§ **Record set**:
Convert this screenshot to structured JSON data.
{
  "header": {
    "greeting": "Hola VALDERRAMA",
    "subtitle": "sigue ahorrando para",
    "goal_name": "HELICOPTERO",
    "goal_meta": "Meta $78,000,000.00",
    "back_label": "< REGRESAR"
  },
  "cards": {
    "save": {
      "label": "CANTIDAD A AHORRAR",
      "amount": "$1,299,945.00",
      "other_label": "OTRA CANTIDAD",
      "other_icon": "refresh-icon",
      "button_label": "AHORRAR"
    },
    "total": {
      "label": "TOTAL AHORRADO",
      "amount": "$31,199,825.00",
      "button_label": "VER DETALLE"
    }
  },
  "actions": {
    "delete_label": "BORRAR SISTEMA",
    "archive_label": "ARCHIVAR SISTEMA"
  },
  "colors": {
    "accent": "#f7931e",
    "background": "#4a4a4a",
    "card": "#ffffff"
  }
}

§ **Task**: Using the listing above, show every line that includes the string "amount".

§ **Your solution**:
      "amount": "$1,299,945.00",
      "amount": "$31,199,825.00",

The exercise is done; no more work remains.